Secretary of State Wayne Williams told a story he often tells to groups of young people. His high school in Virginia didn’t have a graduating class in 1959 because the town leaders closed the school rather than follow orders to integrate it.

Secretary Williams with the Inspired high school leaders at DSST Green Valley Ranch, John Zeerak and Marjorie Tabora, who are  surrounded by their classmates. (SOS photo)

“I didn’t like that kind of leadership so I got involved and as a high school student,” Williams said.

“I organized about 70 kids to work the polls on election day and stand outside the limit and hand out literature to everyone that came and voted and we changed the leadership in that county for the first time in years.”

Marjorie Tabora, a senior at DSST Green Valley Ranch, who registered the 2017 class and much of the 2018 class, also spoke to her peers about the importance of making your voice heard.

“I know with the current events that happen a lot of you guys are concerned,” she said. “Something to always remember is that voting is the first step and your vote does count and it does matter.”

Secretary Williams reiterated the importance of her message, noting that when he was El Paso county clerk and recorder two school board races that were decided by one vote.

Last year, Yuma High School and Eaglecrest High School received the inaugural Routt awards. This year, Eads and Kit Carson high schools on the eastern plains, Peak to Peak charter school in Lafayette, and Ouray High School have received the awards.

(Main picture, back row, left to right, Secretary Williams, Bradley West, DSST internship coordinator, Ryan Drysdale, Inspire Colorado program coordinator, John Zeerak, senior at DSST Green Valley Ranch high school, and Alton Dillard, communications director for Denver Elections.

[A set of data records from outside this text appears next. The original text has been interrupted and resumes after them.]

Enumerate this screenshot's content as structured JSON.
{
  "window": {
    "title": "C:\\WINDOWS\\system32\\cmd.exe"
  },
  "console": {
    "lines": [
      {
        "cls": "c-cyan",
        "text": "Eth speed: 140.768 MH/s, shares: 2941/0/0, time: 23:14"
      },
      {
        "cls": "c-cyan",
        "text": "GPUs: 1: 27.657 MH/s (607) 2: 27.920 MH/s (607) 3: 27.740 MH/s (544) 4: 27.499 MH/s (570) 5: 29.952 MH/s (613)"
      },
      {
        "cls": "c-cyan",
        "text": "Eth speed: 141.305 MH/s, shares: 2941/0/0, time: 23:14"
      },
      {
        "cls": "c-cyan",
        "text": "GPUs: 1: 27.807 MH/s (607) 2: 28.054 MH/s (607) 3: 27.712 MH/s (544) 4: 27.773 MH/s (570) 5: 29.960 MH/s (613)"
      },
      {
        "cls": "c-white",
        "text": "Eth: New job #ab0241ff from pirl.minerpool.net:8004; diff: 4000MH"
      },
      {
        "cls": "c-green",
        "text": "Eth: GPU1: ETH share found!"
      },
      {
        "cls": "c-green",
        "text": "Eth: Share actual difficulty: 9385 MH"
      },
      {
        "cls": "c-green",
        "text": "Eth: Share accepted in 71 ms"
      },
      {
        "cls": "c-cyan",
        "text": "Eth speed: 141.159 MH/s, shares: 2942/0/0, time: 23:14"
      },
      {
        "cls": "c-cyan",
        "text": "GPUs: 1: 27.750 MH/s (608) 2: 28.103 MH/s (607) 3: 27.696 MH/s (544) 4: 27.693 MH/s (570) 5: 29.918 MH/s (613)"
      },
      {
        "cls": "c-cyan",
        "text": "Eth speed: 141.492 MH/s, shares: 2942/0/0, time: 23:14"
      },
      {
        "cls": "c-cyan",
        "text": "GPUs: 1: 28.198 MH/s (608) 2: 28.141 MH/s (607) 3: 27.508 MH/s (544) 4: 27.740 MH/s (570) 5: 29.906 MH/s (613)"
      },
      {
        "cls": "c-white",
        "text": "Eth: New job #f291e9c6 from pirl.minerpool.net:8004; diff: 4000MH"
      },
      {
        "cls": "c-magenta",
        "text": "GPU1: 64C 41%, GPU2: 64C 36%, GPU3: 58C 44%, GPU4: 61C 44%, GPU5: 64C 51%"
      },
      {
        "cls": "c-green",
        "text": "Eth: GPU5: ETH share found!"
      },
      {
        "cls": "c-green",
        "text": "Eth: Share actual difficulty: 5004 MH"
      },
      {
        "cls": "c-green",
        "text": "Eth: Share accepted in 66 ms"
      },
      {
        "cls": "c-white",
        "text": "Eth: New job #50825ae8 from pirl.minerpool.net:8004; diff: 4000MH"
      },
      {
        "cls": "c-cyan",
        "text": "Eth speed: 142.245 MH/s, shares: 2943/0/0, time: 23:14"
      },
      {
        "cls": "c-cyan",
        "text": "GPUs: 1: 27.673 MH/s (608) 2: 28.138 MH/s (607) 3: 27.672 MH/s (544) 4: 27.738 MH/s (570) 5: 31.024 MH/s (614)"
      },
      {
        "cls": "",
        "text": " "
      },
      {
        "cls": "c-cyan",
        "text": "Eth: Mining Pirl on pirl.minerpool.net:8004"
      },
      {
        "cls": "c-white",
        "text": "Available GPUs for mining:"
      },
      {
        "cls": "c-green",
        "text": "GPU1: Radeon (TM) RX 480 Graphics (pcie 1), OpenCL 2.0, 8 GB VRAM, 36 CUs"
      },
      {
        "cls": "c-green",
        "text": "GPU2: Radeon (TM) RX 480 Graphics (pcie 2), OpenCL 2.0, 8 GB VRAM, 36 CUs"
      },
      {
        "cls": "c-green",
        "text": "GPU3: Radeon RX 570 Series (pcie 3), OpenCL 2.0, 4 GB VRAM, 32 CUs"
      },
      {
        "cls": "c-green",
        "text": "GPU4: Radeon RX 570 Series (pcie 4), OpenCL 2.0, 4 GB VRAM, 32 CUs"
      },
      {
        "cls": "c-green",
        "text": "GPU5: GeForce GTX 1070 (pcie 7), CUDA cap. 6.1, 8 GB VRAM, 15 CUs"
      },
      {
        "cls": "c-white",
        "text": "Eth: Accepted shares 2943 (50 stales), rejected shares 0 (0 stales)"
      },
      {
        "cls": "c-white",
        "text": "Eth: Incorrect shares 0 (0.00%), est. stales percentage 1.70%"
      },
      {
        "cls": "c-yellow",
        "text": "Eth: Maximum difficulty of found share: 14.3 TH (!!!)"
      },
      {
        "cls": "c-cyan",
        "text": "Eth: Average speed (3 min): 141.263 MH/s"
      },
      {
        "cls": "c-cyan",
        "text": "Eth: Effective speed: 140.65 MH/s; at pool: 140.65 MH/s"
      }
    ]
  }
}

Front row, left to right, Front left, Marjorie Tabora, senior at DSST Green Valley Ranch high school and Donalyn White, Inspire Colorado program. coordinator.)